On D-(Drone) Day plus 2, the fallout (no pun intended) continued.
No drawing-board concept in recent memory has been so thoroughly dissected as Amazon.com's plan— revealed Sunday night to a national television audience—to use automated drones to deliver packages within 30 minutes to destinations located 10 miles from one of its fulfillment centers. The service, dubbed "Prime Air," could be in operation by mid- to late decade depending on when, or if, the Federal Aviation Administration approves the use of commercial drones.
The initiative faces myriad legal, safety, regulatory, and economic challenges. For example, each drone flight will transport one package weighing up to five pounds. Given that volume density—or packages per stop—is critical to a parcel operation's success, it's anyone's guess as to how Seattle-based Amazon would achieve sufficient economies of scale with a one-drone, one-package operation.
Robert Howard, founder of Grand Junction, a San Francisco-based company that provides IT support for local delivery services, said the venture illustrates Amazon's weakness relative to traditional retailers: The absence of a storefront inventory network that is close to consumers and can provide rapid deliveries into densely populated urban areas. Amazon's fulfillment centers are situated mostly in suburban or rural areas, making it difficult to deliver products within a one- to two-hour window. By contrast, traditional storefront retailers are contracting with local ground delivery firms to transport parcels from their store backrooms to the customer within a matter or hours, if not minutes.
"If successful, the drone project will increase the area Amazon can serve, but it will not work in urban areas where drone drops are not realistic," Howard said. "For once, traditional retailers hold the upper hand when it comes to one-hour delivery. This drone project, even if successful, will not change that."
Drones may actually find more value in the industrial business-to-business space, where supply flows and deliveries could be regulated in a more closed-loop manner than in business-to-consumer (B2C) commerce, according to Sandeep Kar, global director of commercial vehicle research at the consulting firm Frost & Sullivan. To that end, Kar sees drones gaining traction in intra-company logistics services.
Kar said that parcel carriers like FedEx Corp. and UPS Inc., which both haul a good chunk of Amazon's parcels, could stand to lose a share of light-weight, time-critical package delivery business. This could lead FedEx and UPS to develop similar delivery options, which could open up market opportunities for the two giants, he said.
Susan Rosenberg, a UPS spokeswoman, said the Atlanta-based company is monitoring commercial drone use.

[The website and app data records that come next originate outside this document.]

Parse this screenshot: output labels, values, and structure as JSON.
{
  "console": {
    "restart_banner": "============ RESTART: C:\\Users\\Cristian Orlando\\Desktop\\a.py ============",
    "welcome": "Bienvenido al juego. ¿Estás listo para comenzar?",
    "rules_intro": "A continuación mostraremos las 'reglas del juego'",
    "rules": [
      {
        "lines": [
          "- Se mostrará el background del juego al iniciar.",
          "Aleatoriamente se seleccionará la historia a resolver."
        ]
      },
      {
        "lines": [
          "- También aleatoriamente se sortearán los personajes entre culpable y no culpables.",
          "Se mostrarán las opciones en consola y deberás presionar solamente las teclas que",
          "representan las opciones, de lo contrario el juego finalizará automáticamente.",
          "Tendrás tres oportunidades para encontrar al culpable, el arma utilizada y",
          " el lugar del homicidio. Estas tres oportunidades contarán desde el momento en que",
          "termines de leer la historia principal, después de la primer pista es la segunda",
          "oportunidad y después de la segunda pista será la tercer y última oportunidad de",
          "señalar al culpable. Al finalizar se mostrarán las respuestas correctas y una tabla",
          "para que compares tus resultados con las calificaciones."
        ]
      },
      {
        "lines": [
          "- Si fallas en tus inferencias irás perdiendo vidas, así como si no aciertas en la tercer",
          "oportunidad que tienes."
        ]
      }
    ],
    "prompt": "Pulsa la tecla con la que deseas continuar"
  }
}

Drones are "an interesting technology, and we'll continue to review [it] just as we do with other technology applications," she said.
Scott Group, analyst for Wolfe Research, a New York-based consultancy, said in a research note today that UPS and FedEx "may have to prepare to lose [Amazon] as a customer." Amazon's launch of its own trucking capabilities to deliver groceries in West Coast cities, its recently announced partnership with the U.S. Postal Service to make Sunday deliveries, and the development of delivery drones put Amazon "at least on a path to eventually bypass UPS and FedEx," he said. Group estimated that Amazon accounts for 2 to 3 percent of revenue for each carrier.
Group said the impact on FedEx and UPS will be negligible as long as Amazon gradually shifts its business. The risk, he said, comes as Amazon becomes a larger part of overall retail sales, and FedEx and UPS don't benefit from that growth as was originally anticipated.
Rob Martinez, president and CEO of Shipware LLC, a San Diego-based parcel consultancy, sees delivery drones having virtually no impact on UPS' and FedEx's market share. "UPS delivers 14-plus million packages a day. How many drones would it take to capture just 1 percent of that market share?" he said.